*** GIVEN DATA ***

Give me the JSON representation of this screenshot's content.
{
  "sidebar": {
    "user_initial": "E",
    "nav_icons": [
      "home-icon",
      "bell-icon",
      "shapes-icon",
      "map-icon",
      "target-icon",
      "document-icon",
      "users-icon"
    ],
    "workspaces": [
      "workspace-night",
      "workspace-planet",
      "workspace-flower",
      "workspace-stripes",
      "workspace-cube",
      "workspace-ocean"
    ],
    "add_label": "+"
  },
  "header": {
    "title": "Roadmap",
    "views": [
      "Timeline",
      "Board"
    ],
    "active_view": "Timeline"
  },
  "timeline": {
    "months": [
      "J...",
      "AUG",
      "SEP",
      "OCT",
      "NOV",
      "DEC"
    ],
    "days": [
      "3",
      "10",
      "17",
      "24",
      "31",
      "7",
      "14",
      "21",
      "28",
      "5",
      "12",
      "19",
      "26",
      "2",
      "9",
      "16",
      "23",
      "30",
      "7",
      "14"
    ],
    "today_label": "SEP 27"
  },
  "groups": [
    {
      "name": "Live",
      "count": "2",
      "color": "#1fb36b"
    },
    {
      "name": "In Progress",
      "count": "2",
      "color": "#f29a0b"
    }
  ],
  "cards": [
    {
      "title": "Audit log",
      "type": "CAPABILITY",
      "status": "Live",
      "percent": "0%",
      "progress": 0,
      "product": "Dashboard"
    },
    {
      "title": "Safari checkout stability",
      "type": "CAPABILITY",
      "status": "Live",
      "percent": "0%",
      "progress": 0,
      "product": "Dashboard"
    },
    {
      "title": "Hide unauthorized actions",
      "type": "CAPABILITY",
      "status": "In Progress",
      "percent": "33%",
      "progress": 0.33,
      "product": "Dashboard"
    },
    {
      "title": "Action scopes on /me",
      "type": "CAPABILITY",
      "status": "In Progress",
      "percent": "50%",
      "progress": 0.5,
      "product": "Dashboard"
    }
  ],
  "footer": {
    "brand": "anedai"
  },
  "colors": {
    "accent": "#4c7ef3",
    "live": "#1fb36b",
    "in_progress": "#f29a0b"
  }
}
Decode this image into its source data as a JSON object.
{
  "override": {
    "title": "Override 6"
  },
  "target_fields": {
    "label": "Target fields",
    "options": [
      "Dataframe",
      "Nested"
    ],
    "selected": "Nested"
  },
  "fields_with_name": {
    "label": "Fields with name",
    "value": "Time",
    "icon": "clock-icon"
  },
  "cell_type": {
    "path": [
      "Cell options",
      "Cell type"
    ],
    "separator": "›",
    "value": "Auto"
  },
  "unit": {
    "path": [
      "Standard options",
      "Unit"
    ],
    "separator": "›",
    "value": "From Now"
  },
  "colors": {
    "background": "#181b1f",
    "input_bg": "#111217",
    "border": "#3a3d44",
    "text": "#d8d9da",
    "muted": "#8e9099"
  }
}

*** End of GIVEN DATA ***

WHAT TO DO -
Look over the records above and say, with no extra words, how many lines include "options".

RESPONSE TO THIS EXERCISE -
3